WHAT IS NEEDED: What you return should match the entries below exactly, only without the images.

LISTED RECORDS:
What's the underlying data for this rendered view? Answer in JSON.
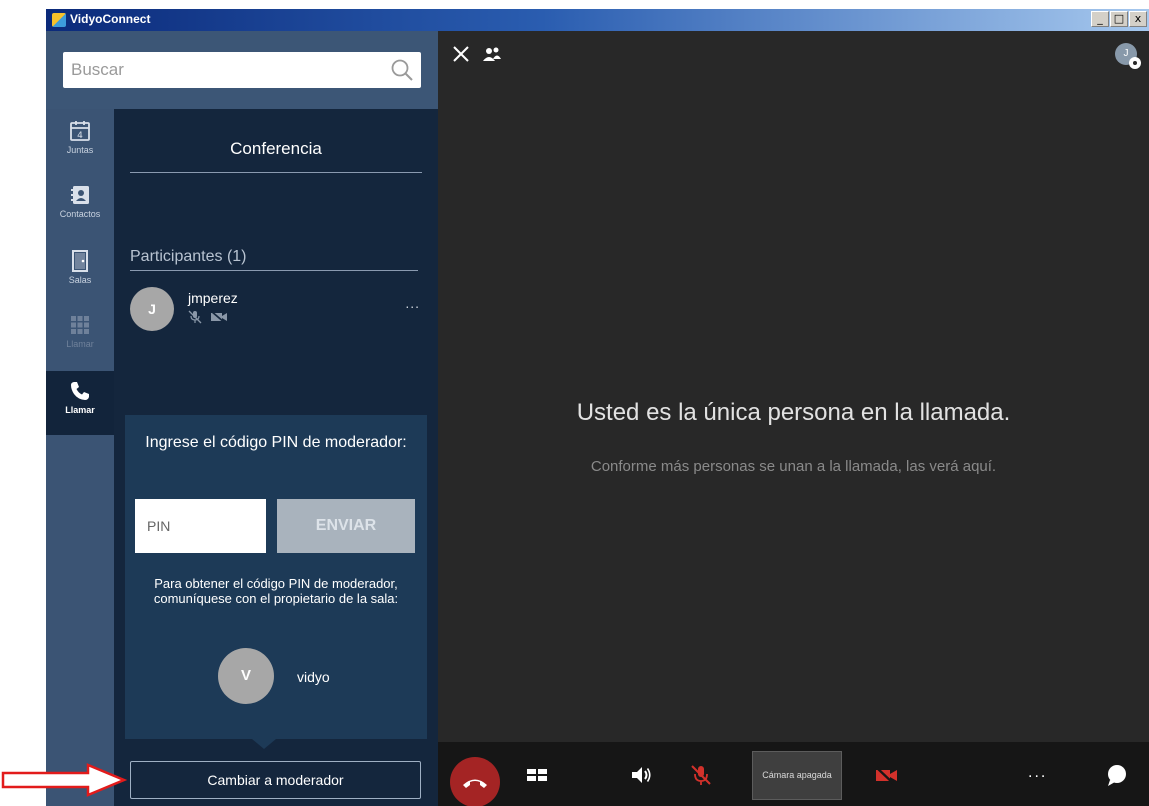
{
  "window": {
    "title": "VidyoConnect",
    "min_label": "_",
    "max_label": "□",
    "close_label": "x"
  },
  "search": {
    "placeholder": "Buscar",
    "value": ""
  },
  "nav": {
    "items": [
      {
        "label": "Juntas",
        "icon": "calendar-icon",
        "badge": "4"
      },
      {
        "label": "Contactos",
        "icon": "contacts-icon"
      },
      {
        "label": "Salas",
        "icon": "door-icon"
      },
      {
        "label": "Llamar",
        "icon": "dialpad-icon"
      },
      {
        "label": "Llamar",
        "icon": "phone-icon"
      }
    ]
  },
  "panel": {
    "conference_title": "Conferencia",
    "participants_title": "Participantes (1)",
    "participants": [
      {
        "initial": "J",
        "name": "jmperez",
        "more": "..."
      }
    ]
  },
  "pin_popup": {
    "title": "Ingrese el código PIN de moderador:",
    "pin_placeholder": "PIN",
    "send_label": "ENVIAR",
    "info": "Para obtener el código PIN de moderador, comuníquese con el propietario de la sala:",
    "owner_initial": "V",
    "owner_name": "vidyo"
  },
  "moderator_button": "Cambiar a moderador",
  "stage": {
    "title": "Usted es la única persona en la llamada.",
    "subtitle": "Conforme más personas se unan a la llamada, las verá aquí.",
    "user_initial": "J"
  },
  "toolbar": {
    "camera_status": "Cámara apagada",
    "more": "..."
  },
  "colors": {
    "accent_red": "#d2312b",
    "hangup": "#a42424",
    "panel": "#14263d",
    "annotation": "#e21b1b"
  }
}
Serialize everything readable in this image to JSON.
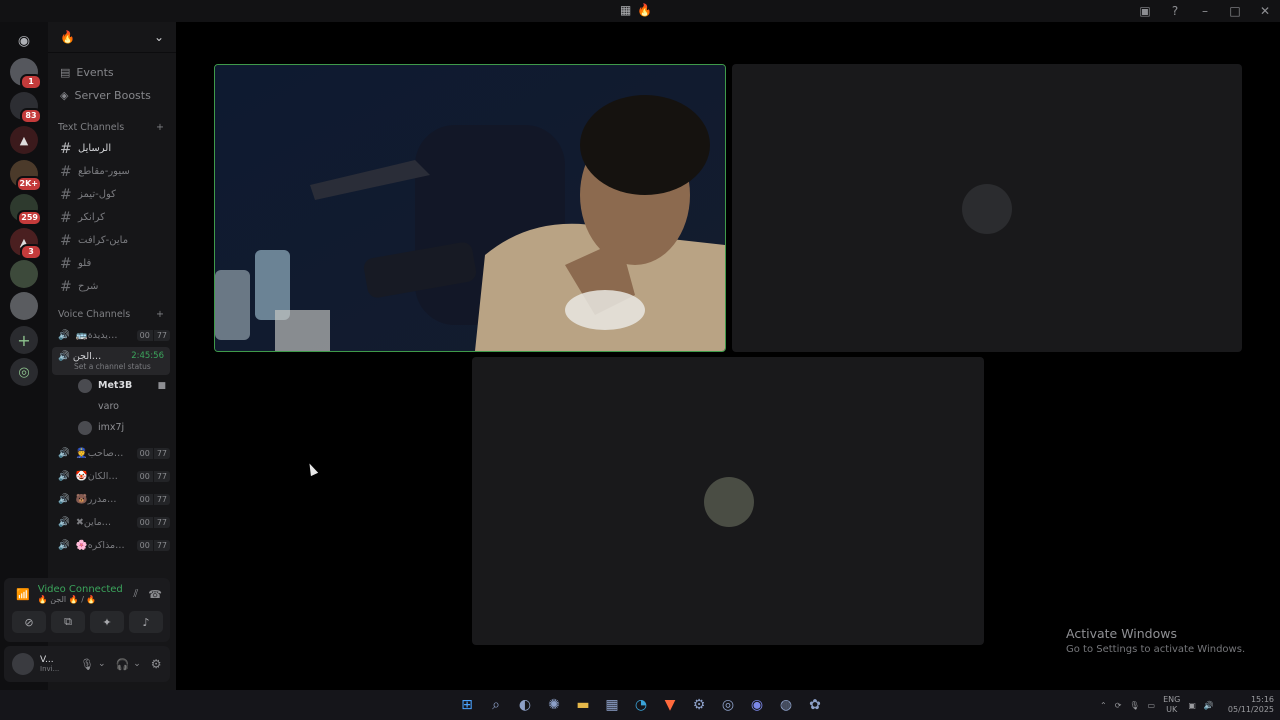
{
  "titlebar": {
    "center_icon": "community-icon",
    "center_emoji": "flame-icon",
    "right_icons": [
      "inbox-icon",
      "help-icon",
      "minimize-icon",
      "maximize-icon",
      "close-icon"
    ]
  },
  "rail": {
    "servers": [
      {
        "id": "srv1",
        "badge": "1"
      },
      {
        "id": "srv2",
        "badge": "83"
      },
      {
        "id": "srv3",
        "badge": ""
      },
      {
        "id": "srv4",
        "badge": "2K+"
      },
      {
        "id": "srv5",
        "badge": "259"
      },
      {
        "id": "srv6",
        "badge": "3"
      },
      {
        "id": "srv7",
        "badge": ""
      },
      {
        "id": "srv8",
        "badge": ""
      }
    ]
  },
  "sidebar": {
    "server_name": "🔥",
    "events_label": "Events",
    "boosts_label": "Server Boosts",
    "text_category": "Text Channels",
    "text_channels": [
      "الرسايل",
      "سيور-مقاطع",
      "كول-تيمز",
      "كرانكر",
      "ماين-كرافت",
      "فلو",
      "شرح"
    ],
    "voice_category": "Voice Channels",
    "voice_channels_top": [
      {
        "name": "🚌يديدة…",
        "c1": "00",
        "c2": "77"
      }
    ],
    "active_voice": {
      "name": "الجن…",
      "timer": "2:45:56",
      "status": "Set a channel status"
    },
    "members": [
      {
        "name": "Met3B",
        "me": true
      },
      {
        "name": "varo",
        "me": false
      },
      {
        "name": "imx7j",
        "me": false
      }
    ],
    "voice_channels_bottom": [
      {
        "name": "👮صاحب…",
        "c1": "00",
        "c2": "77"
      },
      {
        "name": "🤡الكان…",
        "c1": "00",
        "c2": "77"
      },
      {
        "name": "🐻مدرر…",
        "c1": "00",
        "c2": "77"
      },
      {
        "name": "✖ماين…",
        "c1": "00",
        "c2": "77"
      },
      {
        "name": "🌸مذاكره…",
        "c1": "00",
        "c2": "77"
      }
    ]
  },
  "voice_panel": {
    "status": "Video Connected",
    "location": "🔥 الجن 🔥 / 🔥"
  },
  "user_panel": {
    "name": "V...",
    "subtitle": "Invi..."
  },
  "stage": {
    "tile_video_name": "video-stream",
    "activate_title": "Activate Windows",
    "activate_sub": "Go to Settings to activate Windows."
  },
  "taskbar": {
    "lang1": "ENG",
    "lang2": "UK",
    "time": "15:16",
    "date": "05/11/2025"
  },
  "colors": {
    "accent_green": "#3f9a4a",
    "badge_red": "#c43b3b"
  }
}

ANSWER:
What's the underlying data for this rendered view? Answer in JSON.
{
  "window": {
    "title": "VidyoConnect",
    "min_label": "_",
    "max_label": "□",
    "close_label": "x"
  },
  "search": {
    "placeholder": "Buscar",
    "value": ""
  },
  "nav": {
    "items": [
      {
        "label": "Juntas",
        "icon": "calendar-icon",
        "badge": "4"
      },
      {
        "label": "Contactos",
        "icon": "contacts-icon"
      },
      {
        "label": "Salas",
        "icon": "door-icon"
      },
      {
        "label": "Llamar",
        "icon": "dialpad-icon"
      },
      {
        "label": "Llamar",
        "icon": "phone-icon"
      }
    ]
  },
  "panel": {
    "conference_title": "Conferencia",
    "participants_title": "Participantes (1)",
    "participants": [
      {
        "initial": "J",
        "name": "jmperez",
        "more": "..."
      }
    ]
  },
  "pin_popup": {
    "title": "Ingrese el código PIN de moderador:",
    "pin_placeholder": "PIN",
    "send_label": "ENVIAR",
    "info": "Para obtener el código PIN de moderador, comuníquese con el propietario de la sala:",
    "owner_initial": "V",
    "owner_name": "vidyo"
  },
  "moderator_button": "Cambiar a moderador",
  "stage": {
    "title": "Usted es la única persona en la llamada.",
    "subtitle": "Conforme más personas se unan a la llamada, las verá aquí.",
    "user_initial": "J"
  },
  "toolbar": {
    "camera_status": "Cámara apagada",
    "more": "..."
  },
  "colors": {
    "accent_red": "#d2312b",
    "hangup": "#a42424",
    "panel": "#14263d",
    "annotation": "#e21b1b"
  }
}
Serialize everything readable in this image to JSON.
{
  "titlebar": {
    "center_icon": "community-icon",
    "center_emoji": "flame-icon",
    "right_icons": [
      "inbox-icon",
      "help-icon",
      "minimize-icon",
      "maximize-icon",
      "close-icon"
    ]
  },
  "rail": {
    "servers": [
      {
        "id": "srv1",
        "badge": "1"
      },
      {
        "id": "srv2",
        "badge": "83"
      },
      {
        "id": "srv3",
        "badge": ""
      },
      {
        "id": "srv4",
        "badge": "2K+"
      },
      {
        "id": "srv5",
        "badge": "259"
      },
      {
        "id": "srv6",
        "badge": "3"
      },
      {
        "id": "srv7",
        "badge": ""
      },
      {
        "id": "srv8",
        "badge": ""
      }
    ]
  },
  "sidebar": {
    "server_name": "🔥",
    "events_label": "Events",
    "boosts_label": "Server Boosts",
    "text_category": "Text Channels",
    "text_channels": [
      "الرسايل",
      "سيور-مقاطع",
      "كول-تيمز",
      "كرانكر",
      "ماين-كرافت",
      "فلو",
      "شرح"
    ],
    "voice_category": "Voice Channels",
    "voice_channels_top": [
      {
        "name": "🚌يديدة…",
        "c1": "00",
        "c2": "77"
      }
    ],
    "active_voice": {
      "name": "الجن…",
      "timer": "2:45:56",
      "status": "Set a channel status"
    },
    "members": [
      {
        "name": "Met3B",
        "me": true
      },
      {
        "name": "varo",
        "me": false
      },
      {
        "name": "imx7j",
        "me": false
      }
    ],
    "voice_channels_bottom": [
      {
        "name": "👮صاحب…",
        "c1": "00",
        "c2": "77"
      },
      {
        "name": "🤡الكان…",
        "c1": "00",
        "c2": "77"
      },
      {
        "name": "🐻مدرر…",
        "c1": "00",
        "c2": "77"
      },
      {
        "name": "✖ماين…",
        "c1": "00",
        "c2": "77"
      },
      {
        "name": "🌸مذاكره…",
        "c1": "00",
        "c2": "77"
      }
    ]
  },
  "voice_panel": {
    "status": "Video Connected",
    "location": "🔥 الجن 🔥 / 🔥"
  },
  "user_panel": {
    "name": "V...",
    "subtitle": "Invi..."
  },
  "stage": {
    "tile_video_name": "video-stream",
    "activate_title": "Activate Windows",
    "activate_sub": "Go to Settings to activate Windows."
  },
  "taskbar": {
    "lang1": "ENG",
    "lang2": "UK",
    "time": "15:16",
    "date": "05/11/2025"
  },
  "colors": {
    "accent_green": "#3f9a4a",
    "badge_red": "#c43b3b"
  }
}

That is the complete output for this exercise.